• WORK REQUEST:
Your answer should be each line of the entries that contains the word "this", copied in full.

• EXERCISE DATA:
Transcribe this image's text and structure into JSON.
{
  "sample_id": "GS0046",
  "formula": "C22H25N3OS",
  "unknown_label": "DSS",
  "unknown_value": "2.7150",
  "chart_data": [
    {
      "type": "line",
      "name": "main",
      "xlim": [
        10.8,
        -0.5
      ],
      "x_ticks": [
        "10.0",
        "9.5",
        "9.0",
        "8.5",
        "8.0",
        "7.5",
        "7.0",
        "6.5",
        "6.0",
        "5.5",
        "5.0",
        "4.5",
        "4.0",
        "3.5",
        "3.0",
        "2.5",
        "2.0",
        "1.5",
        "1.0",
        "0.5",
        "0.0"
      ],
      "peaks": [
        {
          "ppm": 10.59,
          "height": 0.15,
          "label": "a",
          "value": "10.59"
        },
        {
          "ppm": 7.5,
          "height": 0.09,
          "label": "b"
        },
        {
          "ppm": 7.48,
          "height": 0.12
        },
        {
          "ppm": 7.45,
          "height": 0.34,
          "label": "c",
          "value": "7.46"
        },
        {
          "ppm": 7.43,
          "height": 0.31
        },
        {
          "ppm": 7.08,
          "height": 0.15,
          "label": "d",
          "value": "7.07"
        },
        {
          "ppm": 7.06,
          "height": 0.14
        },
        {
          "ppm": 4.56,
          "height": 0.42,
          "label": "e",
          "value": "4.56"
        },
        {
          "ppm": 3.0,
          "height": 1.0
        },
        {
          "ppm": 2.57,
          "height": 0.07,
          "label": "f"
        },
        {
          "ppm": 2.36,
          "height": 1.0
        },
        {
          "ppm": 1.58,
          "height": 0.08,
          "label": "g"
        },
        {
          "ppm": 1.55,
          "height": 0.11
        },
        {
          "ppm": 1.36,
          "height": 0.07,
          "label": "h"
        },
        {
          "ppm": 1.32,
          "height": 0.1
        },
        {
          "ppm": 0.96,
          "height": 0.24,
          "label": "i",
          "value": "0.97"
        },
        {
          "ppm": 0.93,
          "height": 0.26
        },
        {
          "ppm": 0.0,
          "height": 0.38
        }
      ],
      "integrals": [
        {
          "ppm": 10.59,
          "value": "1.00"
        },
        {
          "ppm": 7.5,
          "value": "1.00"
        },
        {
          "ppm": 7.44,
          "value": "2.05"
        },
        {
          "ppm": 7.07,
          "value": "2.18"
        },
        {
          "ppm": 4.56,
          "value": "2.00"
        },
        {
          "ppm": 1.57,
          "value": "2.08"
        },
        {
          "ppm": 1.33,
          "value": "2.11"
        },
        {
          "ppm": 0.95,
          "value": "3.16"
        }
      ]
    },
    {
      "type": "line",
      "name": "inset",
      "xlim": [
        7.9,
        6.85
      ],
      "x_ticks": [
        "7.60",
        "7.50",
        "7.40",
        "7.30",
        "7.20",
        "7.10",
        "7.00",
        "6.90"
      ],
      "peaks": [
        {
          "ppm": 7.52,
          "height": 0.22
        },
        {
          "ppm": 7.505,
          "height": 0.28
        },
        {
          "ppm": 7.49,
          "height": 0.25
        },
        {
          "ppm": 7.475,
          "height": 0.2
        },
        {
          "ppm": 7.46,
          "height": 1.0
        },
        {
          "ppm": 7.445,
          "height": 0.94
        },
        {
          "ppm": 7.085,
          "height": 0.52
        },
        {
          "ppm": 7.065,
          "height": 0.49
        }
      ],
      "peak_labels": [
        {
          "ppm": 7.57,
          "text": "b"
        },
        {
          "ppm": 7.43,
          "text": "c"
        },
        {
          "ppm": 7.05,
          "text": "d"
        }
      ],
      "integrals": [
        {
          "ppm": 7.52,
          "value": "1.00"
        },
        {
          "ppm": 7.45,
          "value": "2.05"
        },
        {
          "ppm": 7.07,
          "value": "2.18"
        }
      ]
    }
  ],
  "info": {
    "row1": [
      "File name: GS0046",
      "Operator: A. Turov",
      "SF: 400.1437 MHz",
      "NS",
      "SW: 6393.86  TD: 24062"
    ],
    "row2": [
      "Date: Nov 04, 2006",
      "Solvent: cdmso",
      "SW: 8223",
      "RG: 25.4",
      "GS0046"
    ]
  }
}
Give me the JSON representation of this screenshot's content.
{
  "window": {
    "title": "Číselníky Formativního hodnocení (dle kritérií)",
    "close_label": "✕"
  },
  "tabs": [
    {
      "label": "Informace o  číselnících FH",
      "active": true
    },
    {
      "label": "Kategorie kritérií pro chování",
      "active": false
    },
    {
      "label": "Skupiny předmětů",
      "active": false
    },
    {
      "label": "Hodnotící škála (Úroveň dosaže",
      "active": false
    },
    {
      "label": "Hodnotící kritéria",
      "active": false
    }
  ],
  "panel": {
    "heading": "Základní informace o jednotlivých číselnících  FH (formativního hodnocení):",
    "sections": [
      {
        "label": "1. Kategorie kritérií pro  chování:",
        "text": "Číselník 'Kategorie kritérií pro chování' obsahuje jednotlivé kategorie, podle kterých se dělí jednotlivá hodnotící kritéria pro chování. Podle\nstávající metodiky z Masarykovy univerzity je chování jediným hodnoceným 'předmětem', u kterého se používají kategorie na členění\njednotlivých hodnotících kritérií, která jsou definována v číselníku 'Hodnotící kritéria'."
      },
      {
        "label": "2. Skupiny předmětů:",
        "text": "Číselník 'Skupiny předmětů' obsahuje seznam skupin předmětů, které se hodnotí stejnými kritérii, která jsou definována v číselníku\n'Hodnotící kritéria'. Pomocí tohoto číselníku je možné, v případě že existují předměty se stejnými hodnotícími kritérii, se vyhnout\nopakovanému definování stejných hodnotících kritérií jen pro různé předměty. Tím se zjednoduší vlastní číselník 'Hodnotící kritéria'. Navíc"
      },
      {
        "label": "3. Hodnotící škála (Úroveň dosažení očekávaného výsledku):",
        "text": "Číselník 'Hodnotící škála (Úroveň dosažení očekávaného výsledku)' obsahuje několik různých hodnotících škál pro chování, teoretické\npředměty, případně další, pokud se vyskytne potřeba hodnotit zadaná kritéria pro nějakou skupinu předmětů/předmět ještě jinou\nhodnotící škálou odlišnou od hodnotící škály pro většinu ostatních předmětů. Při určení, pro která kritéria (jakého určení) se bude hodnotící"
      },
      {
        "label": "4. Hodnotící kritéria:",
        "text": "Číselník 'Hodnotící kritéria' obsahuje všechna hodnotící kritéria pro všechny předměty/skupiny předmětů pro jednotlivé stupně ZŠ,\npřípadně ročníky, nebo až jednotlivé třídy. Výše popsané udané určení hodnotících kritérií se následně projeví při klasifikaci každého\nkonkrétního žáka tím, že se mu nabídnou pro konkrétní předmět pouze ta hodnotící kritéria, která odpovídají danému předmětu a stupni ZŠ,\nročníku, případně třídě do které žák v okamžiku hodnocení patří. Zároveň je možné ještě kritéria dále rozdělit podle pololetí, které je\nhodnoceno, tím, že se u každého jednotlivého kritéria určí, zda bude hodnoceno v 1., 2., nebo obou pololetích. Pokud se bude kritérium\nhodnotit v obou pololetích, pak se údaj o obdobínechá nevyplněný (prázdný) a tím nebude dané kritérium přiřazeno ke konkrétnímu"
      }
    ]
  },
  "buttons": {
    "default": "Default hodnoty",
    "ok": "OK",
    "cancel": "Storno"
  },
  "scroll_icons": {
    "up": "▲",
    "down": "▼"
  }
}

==

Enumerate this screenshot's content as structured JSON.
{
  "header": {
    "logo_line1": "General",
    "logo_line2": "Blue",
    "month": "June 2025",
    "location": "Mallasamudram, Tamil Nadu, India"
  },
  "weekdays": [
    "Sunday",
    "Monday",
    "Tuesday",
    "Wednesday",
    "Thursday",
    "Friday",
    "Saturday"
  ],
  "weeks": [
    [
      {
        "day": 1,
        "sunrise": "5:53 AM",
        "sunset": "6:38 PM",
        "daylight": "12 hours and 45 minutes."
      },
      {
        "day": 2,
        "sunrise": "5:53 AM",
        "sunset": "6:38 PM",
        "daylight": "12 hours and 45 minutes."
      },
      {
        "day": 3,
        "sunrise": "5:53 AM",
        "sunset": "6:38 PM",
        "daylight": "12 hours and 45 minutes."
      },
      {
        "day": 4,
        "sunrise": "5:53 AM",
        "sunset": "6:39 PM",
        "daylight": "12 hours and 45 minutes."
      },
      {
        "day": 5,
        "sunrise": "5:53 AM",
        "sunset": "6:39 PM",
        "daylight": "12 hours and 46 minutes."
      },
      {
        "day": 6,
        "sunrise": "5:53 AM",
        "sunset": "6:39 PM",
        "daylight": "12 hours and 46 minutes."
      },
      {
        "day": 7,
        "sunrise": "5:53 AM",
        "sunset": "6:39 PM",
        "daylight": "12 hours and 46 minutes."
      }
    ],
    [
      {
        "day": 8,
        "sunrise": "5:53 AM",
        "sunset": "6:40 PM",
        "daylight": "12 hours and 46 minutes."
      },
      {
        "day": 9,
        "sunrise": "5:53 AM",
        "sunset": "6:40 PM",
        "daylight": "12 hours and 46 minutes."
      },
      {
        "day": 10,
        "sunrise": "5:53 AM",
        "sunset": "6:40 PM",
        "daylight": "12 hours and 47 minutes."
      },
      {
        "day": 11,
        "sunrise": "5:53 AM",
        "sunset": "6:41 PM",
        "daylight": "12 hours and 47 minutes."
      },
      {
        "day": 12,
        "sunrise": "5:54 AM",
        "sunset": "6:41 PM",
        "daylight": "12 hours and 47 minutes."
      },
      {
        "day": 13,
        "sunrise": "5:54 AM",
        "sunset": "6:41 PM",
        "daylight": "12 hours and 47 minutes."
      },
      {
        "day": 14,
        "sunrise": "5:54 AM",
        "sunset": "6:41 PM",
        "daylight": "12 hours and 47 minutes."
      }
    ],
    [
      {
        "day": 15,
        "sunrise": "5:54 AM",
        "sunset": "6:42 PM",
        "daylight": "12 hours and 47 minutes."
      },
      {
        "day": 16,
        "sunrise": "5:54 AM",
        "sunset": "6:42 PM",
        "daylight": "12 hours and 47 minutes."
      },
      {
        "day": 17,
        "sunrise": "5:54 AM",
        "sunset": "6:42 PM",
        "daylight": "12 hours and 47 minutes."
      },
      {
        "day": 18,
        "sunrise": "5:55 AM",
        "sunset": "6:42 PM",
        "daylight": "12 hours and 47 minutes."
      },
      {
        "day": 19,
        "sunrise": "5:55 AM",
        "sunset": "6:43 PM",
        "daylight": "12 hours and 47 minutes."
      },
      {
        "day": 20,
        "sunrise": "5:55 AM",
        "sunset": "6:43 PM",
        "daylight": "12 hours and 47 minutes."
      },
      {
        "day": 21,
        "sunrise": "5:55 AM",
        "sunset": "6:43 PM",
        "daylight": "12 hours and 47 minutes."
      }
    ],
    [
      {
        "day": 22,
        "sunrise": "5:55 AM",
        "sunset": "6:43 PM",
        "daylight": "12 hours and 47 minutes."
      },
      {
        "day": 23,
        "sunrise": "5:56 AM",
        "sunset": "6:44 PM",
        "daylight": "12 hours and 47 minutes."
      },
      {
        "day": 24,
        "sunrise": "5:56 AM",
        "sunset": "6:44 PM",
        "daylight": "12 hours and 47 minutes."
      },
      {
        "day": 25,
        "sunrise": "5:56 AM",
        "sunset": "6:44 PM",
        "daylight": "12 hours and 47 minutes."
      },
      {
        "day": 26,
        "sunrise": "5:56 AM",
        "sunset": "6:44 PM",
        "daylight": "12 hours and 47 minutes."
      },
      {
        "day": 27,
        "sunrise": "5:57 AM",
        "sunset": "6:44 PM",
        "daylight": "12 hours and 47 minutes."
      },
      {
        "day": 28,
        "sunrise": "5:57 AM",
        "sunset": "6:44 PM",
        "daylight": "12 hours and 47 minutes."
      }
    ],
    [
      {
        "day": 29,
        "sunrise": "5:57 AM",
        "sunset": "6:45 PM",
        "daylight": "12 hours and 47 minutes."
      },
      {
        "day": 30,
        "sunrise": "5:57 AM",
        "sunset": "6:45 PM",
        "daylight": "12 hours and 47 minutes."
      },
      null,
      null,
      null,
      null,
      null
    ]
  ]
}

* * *

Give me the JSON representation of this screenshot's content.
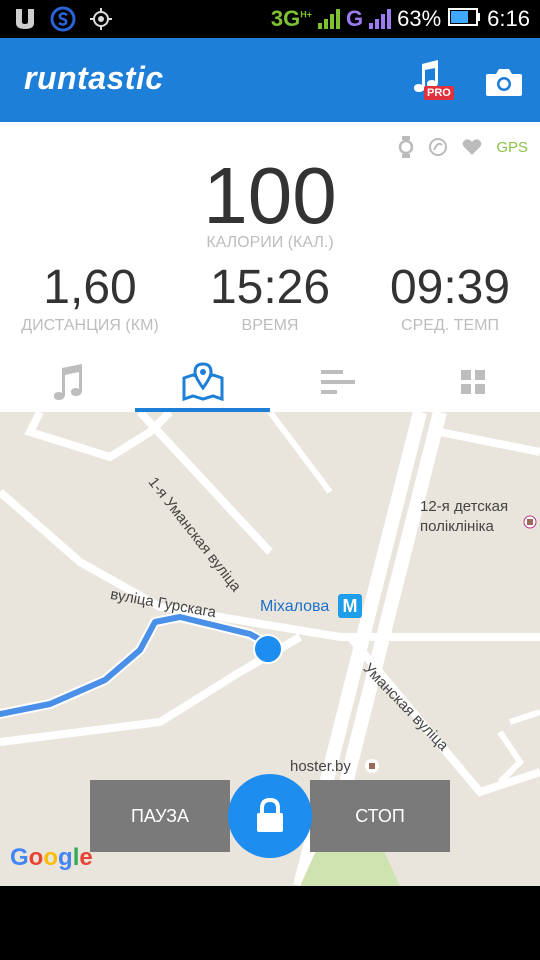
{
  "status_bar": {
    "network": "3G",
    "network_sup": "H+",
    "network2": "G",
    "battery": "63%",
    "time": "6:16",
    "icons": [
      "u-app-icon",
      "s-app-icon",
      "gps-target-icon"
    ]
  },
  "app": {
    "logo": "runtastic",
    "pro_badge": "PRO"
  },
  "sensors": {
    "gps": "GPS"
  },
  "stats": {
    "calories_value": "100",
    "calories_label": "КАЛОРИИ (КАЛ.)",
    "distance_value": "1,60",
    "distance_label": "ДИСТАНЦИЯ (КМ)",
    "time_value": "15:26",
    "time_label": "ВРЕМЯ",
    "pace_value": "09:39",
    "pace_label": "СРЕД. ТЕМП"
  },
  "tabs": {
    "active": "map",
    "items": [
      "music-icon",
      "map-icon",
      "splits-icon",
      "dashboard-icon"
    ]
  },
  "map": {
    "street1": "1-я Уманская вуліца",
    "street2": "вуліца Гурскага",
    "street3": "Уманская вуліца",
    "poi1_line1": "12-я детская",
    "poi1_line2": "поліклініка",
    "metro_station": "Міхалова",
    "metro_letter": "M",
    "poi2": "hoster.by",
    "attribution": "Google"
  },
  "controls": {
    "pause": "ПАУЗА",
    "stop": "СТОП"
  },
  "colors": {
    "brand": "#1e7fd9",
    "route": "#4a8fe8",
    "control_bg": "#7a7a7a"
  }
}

• SOLUTION TO THE EXERCISE:
Transcribe this image's text and structure into JSON.
Give me the JSON representation of this screenshot's content.
Enumerate this screenshot's content as structured JSON.
Give me the JSON representation of this screenshot's content.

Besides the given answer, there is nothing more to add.